This is the station’s final hour of broadcast from 9pm.
An extended 90 minute version of the closedown can be heard in our Radio Retro section by tapping here…


Recording is with thanks to Rodney Neill

Back in Dublin a station on the northside were winding down to a 10pm finish..

North Dublin Community Radio


Coolock, Dublin 17 Listen on Radio Retro December 30th, 22:00


In a chaotic studio in Coolock in north Dublin, NDCR (North Dublin Community Radio) were heading for a 10pm closedown.

NDCR had been on air since 1983 so had been around for a while when the axe fell.

Theirs was a true community radio station ethos with open access for the local community and plenty of local-focused programming.

We join the broadcast team with an hour to go.


We are indebted to Dave O’Connor for providing this recording

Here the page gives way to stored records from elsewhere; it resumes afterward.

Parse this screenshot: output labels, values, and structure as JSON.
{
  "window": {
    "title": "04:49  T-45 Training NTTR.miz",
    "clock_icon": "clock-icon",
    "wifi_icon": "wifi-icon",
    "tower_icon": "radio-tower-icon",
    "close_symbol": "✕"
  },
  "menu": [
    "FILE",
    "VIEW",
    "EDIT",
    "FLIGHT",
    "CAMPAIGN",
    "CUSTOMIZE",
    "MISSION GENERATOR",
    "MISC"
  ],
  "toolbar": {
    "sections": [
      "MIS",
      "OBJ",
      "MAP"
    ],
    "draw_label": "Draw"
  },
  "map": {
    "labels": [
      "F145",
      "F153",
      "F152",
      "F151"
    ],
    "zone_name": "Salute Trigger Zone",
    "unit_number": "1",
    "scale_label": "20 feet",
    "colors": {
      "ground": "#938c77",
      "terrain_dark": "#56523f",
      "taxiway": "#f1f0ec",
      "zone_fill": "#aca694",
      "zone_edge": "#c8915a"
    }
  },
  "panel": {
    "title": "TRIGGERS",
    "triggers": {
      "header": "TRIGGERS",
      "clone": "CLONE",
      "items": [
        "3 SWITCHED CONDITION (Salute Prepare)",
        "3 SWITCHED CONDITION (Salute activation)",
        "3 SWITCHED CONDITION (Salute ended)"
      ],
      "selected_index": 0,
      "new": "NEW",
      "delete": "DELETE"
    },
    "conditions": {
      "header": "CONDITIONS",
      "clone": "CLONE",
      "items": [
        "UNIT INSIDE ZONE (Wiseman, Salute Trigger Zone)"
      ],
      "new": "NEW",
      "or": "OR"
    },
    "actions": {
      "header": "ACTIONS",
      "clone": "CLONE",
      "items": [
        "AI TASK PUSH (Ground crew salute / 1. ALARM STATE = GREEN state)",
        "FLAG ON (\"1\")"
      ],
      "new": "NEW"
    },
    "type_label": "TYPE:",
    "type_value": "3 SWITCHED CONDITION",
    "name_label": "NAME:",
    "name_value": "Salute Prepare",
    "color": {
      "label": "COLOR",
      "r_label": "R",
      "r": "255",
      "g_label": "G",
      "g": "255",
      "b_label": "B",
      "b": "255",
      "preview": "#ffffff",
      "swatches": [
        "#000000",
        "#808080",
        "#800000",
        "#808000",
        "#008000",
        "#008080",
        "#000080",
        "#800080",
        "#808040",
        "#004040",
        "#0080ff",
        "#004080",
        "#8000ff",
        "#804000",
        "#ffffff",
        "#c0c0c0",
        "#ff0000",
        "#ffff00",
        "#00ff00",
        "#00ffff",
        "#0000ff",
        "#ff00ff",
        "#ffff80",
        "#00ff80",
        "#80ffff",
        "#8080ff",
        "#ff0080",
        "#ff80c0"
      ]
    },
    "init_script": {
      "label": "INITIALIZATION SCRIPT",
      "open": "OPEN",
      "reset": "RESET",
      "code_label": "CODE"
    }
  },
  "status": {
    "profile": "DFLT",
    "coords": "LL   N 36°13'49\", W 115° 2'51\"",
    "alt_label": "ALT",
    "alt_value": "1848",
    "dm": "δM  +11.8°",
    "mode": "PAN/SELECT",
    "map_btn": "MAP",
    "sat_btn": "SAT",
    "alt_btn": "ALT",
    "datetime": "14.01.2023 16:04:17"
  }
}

It’s back up to the border county of Monaghan for the closure of Big M Community Radio…

Big M Community Radio


Castleblayney, Co Monaghan Listen on Radio Retro December 30th, 23:00


We pay another visit to Monaghan now for the 11pm closedown of the long-running station Big M Community Radio.
The closedown time seemed to be chosen quite late in the day.

This recording of the final hour of broadcasting features Noel Milsop on air.
A longer 3 hour version of the closedown can be heard in our Radio Retro section here…


After closedown an hour-long continuous music loop tape was left running through to the following night – they appeared to expect developments emanating from Cooke’s challenge.

Recordings with thanks to DX Archive

For the love of Jesus…that was the reason for this station’s existence. The big man couldn’t save them though…

KLFJ


Blarney, Co Cork Listen on Radio Retro December 30th, 23:00


Launched in the middle of 1988, religious station KLFJ (Keep Looking For Jesus) broadcast from the Blarney area of West Cork on 88.0MHz FM. We join their closedown broadcast at 10.04pm to hear how they turned listeners on to Jesus and turned their transmitters off.



Next, we go to the midnight hour…


The Pirate Closedowns of 1988 - Radiowaves.fm

December 30th
6pm Closedowns

December 30th
Midnight Closedowns

The Pirate Closedowns of 1988 - Radiowaves.fm

In Memoriam:

ABC Radio;
Big M;
Carlow Local Radio;
Centre Radio;
Independent Radio Longford;
Kiss FM (Monaghan);
Kiss FM (Tullamore);
KLFJ;
Liberty 104;
Midway Radio;

North Dublin Community Radio;
Power 98;
Q102;
Radio Snowflake;
Raidió Luimní;
Smile FM;
Sunshine Radio;

WABC;
Waterford Local Radio;
West National Radio 3;